Yesterday I had three of my grandchildren here. Conner, the two year old future mountain climber and already professional acrobat, had spent the night. His older brother and sister were very upset to be left at home, even though it wasn’t their turn. Their grandfather promised them a big surprise was waiting for them here.
When they arrived yesterday, in the middle of a terrible rainstorm, the first thing Sadie (5 going on 30) asked was where her surprise was. I tried to get her to play a guessing game, but she was relentless. She always is. So I took her to the door and showed her the new bigger swimming pool I had found for them on sale.
She was excited and crestfallen at the same time, seeing the new pool through the rain falling. She struggled for a few minutes, anxiously watching the pool through the downpour, her usually lively mood a little serious.
Not five minutes later, she came to me with the answer, as the child always, always does. Our Sadie is a top rate problem solver, and never stays down. She said “Pipi, we just have to ignore the rain.”
Then she made her pitch. Why should a little rain stop their fun in the water? What difference would it make? No reason at all to allow the weather to stop the fun and trap us all inside and ruin our day.
I smiled, because I had known that was what she would come back with. Pipi has let her play in the rain since she was barely old enough to stand and stick her chubby little foot out of the porch and feel the drops the first time.
But her earnest expression and her lively body language, arms out, palms up, literally willing me to believe, along with that one eloquent sentence, made me think about it all day.

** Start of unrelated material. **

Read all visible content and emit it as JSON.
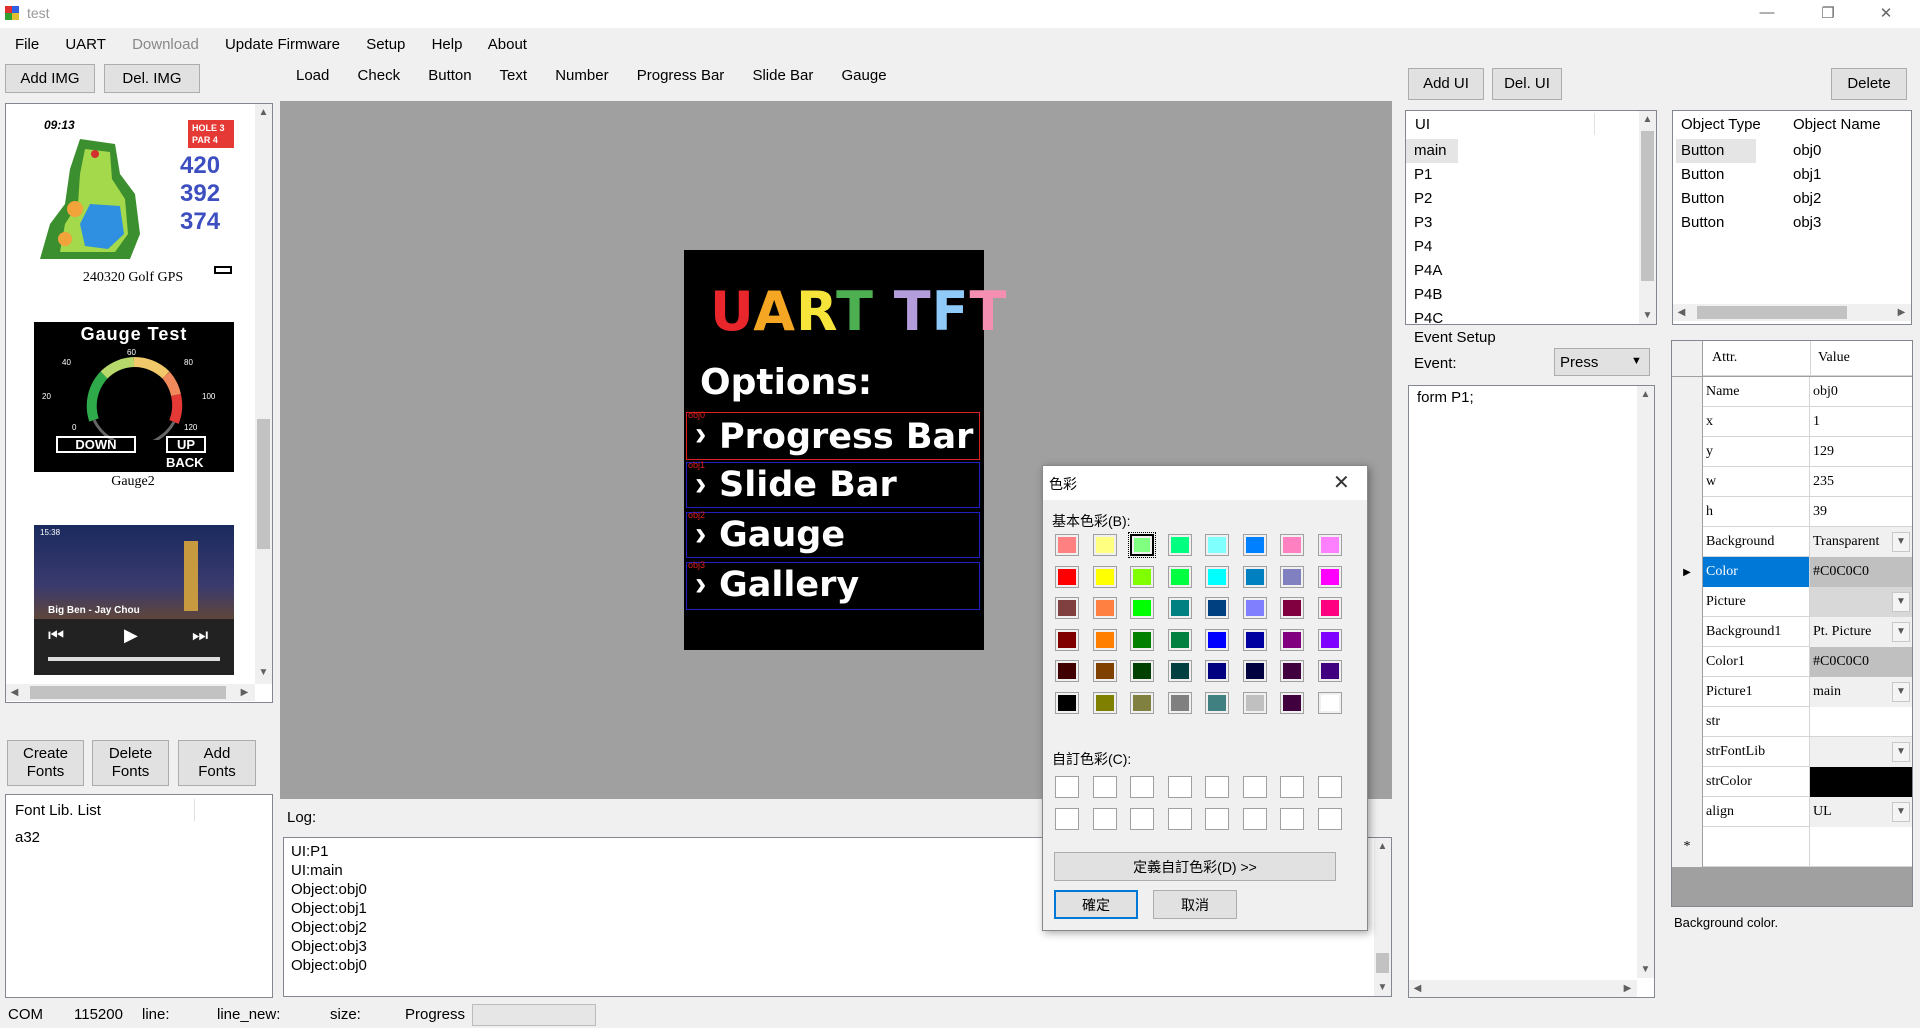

We just have to ignore the rain.
I am not very good at ignoring the storms. Not the weather ones. Not the life ones. I am not very good at always looking for joy, even on the darkest days. I am not very good at thanking God for life’s storms. In the course of our lives here at the cabin, I lost my initial joy at the rain and fog and lost myself in fear of falling trees and lightning strikes.

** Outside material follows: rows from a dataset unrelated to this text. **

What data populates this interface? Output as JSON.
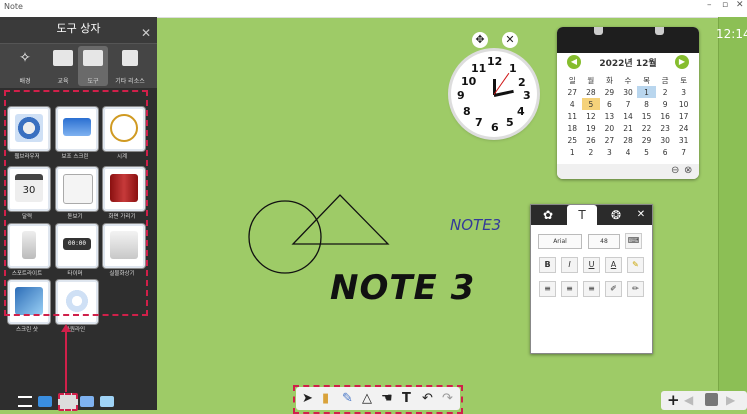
{
  "app": {
    "title": "Note",
    "time": "12:14"
  },
  "toolbox": {
    "header": "도구 상자",
    "tabs": [
      {
        "label": "배경"
      },
      {
        "label": "교육"
      },
      {
        "label": "도구"
      },
      {
        "label": "기타 리소스"
      }
    ],
    "tiles": [
      {
        "label": "웹브라우저",
        "icon": "web-browser-icon"
      },
      {
        "label": "보조 스크린",
        "icon": "screen-icon"
      },
      {
        "label": "시계",
        "icon": "clock-icon"
      },
      {
        "label": "달력",
        "icon": "calendar-icon"
      },
      {
        "label": "돋보기",
        "icon": "magnifier-icon"
      },
      {
        "label": "화면 가리기",
        "icon": "curtain-icon"
      },
      {
        "label": "스포트라이트",
        "icon": "spotlight-icon"
      },
      {
        "label": "타이머",
        "icon": "timer-icon"
      },
      {
        "label": "실물화상기",
        "icon": "document-camera-icon"
      },
      {
        "label": "스크린 샷",
        "icon": "screenshot-icon"
      },
      {
        "label": "타원라인",
        "icon": "ellipse-line-icon"
      }
    ],
    "calendar_tile_number": "30",
    "timer_digits": "00:00"
  },
  "calendar": {
    "month": "2022년 12월",
    "weekdays": [
      "일",
      "월",
      "화",
      "수",
      "목",
      "금",
      "토"
    ],
    "weeks": [
      [
        "27",
        "28",
        "29",
        "30",
        "1",
        "2",
        "3"
      ],
      [
        "4",
        "5",
        "6",
        "7",
        "8",
        "9",
        "10"
      ],
      [
        "11",
        "12",
        "13",
        "14",
        "15",
        "16",
        "17"
      ],
      [
        "18",
        "19",
        "20",
        "21",
        "22",
        "23",
        "24"
      ],
      [
        "25",
        "26",
        "27",
        "28",
        "29",
        "30",
        "31"
      ],
      [
        "1",
        "2",
        "3",
        "4",
        "5",
        "6",
        "7"
      ]
    ],
    "today": "1",
    "highlight": "5"
  },
  "clock": {
    "numbers": [
      "12",
      "1",
      "2",
      "3",
      "4",
      "5",
      "6",
      "7",
      "8",
      "9",
      "10",
      "11"
    ]
  },
  "text_panel": {
    "font": "Arial",
    "size": "48",
    "buttons": [
      "B",
      "I",
      "U",
      "A"
    ]
  },
  "canvas": {
    "note_small": "NOTE3",
    "note_big": "NOTE 3"
  },
  "colors": {
    "background": "#9ecb67",
    "accent": "#d0204a",
    "calendar_green": "#86bd2e"
  }
}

Jesus emphasized to us, in word and deeds, to listen to the children, to emulate them. Mountains of books and commentaries have been written analyzing just exactly what he meant. I won’t try here, but I do think that keeping ourselves open to joy in the middle of the rain is probably one of the things he had in mind.
To reject joy is to reject the Father, from whom all joy comes. Happiness is fleeting and nice, but not joy. Joy is the supernova of human emotion, the bright and blinding flash that we can open ourselves to, but not really ever initiate. It is to be experienced, not created.
And if you can’t be open to joy in the rain and storms, you are probably going to miss most of the opportunities to experience it.
Oh yeah, and joy should be shared.
Thank you Sadie, for sharing the joy, and reminding me to work on my attitude about storms.
One last afterthought here. Those dark times we went through when we first moved here were made much more bearable by the joy we allowed ourselves to find here. And those dark times gave me some very important personal strengths and our family eventually came out a lot tougher.
And the sun shined brighter than ever one day.
If you are interested in some reading that might help you remember to thank God in the middle of life’s storms, I recommend Trustful Surrender to Divine Providence by Jean Baptist Saint-Jure.